I personally don’t think I have dyspraxia exactly but I relate to a ton of quotes in this article. I would say I have oculo-motor dyspraxia. Eye coordination issues which sometimes result in the same symptoms as described in this article.
I particularly identify with the lady who says: ‘just want it to be acceptable to be me’. Check out the entire article at the Guardian via this link: https://www.theguardian.com/commentisfree/2012/oct/29/dyspraxia-serious-recognition.
“Imagine you’re a healthy adult with a good university degree but struggle to pour a drink without spilling it, direct people across a building, or remember what you’ve just been told clearly. This is a typical picture of someone with dyspraxia. Dyspraxia, or developmental co-ordination disorder (DCD), affects co-ordination, spatial awareness and sensory perception. It’s part of an umbrella of conditions known as specific learning differences (SpLD), which are defined as exceptional variations in a person’s ability, as well as problems with concentration and short-term memory.
Regrettably, dyspraxia is poorly understood compared to its better-known SpLD cousins dyslexia, ADHD and Asperger’s syndrome. Dyspraxia coverage tends to relate to young children, such as the recent CBeebies interactive movement series Tree Fu Tom, which was developed alongside the Dyspraxia Foundation. Support for dyspraxic adults is severely limited, despite evidence they experience difficulties in employment and relationships, and are over-represented in the criminal justice and mental health systems. According to the Dyspraxia Foundation, an undiagnosed dyspraxic child is five times more likely than an average child to suffer from mental health problems by the age of 16. For those who don’t go to university, there is no adult diagnostic pathway and private assessments cost hundreds of pounds.
An increasingly multiskill economy, where jobs are amalgamated to cut costs and where one job requires strengths across several unrelated areas, does not favour those with SpLDs. As my experiences show, dyspraxic difficulties can rule highly qualified people out of even the most basic job. Then there’s the smattering of tiresome comments that dyspraxia isn’t real. It’s indisputable that premature birth affects brain development. Knock yourself out by objecting to the label if you like but it won’t change how someone’s brain works. The terminology just makes it quicker to explain.
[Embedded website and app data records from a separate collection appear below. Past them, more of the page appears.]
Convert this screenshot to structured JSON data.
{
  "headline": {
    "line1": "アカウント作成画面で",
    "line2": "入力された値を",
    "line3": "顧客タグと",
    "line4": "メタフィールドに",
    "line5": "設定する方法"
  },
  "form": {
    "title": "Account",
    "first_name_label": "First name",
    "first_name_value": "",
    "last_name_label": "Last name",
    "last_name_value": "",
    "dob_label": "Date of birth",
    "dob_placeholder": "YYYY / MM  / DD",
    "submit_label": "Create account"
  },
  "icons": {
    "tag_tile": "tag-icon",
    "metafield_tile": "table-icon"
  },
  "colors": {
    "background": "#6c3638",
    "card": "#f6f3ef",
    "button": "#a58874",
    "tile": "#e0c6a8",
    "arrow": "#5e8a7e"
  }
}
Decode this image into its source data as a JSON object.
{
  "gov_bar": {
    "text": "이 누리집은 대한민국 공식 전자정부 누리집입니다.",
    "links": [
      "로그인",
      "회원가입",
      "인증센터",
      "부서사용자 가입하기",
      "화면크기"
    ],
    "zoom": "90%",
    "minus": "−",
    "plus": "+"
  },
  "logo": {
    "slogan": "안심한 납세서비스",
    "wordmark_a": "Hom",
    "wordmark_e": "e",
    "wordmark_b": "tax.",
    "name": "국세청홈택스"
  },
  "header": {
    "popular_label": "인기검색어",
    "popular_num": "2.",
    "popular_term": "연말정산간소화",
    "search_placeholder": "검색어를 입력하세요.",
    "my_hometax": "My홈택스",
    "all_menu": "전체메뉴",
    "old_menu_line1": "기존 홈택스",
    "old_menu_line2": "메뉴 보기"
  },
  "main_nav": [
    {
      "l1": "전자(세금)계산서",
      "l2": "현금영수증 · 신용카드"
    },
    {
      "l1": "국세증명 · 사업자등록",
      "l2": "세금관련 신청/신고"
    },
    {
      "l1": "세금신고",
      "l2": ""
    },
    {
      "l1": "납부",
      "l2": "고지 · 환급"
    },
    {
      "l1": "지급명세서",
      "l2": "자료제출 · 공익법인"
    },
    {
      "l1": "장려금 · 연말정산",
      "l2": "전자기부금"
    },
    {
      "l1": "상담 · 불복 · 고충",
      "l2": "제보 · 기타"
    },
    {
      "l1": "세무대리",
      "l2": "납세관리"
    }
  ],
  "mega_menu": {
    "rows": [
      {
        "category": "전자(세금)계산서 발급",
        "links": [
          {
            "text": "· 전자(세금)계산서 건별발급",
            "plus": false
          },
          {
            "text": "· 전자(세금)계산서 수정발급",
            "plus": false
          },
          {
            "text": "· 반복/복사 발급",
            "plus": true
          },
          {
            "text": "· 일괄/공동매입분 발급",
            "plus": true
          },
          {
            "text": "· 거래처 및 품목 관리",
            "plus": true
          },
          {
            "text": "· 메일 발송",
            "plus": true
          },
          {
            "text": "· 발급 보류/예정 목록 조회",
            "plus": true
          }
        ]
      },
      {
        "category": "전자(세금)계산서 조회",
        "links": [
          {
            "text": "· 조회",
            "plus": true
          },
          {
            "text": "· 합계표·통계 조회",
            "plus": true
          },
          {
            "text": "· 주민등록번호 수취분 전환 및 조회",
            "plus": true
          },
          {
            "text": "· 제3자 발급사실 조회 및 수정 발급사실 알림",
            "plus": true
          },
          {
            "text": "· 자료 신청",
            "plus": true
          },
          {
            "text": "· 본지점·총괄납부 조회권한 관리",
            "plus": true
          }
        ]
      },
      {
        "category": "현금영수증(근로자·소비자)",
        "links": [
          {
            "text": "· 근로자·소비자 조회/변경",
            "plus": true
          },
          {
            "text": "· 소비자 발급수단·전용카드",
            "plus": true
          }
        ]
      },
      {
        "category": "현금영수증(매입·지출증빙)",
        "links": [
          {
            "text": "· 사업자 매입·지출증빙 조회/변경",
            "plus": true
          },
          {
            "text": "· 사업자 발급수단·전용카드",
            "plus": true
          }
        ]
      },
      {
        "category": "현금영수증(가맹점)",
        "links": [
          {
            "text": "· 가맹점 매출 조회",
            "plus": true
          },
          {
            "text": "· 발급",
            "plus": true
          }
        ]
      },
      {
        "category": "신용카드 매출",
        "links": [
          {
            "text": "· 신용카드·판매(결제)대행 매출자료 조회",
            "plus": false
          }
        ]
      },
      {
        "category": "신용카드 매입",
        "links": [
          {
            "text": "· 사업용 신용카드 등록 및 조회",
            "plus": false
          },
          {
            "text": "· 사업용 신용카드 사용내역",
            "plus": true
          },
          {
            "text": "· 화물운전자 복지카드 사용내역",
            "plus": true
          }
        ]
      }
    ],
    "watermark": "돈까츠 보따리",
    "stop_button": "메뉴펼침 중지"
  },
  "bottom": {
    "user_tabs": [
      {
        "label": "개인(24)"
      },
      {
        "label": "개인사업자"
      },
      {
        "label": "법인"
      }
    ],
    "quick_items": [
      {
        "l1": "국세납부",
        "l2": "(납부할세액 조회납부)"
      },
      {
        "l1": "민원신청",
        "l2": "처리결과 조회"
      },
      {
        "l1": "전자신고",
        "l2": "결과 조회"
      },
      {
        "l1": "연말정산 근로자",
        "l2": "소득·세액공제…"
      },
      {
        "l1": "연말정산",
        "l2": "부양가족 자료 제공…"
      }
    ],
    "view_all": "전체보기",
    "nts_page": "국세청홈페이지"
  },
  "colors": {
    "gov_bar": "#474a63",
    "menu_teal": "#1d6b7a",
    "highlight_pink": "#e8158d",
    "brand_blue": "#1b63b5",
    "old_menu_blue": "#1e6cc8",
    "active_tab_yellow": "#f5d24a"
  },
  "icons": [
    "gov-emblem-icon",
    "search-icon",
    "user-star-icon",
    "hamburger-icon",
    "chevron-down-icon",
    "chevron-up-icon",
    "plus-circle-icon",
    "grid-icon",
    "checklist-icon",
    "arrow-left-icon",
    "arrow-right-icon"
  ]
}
My attitude towards dyspraxia is best summed up in the words of a recently diagnosed woman who took part in an employment workshop: “I don’t want to be a poster girl for anything. I just want to be me, and for it to be acceptable to be me.”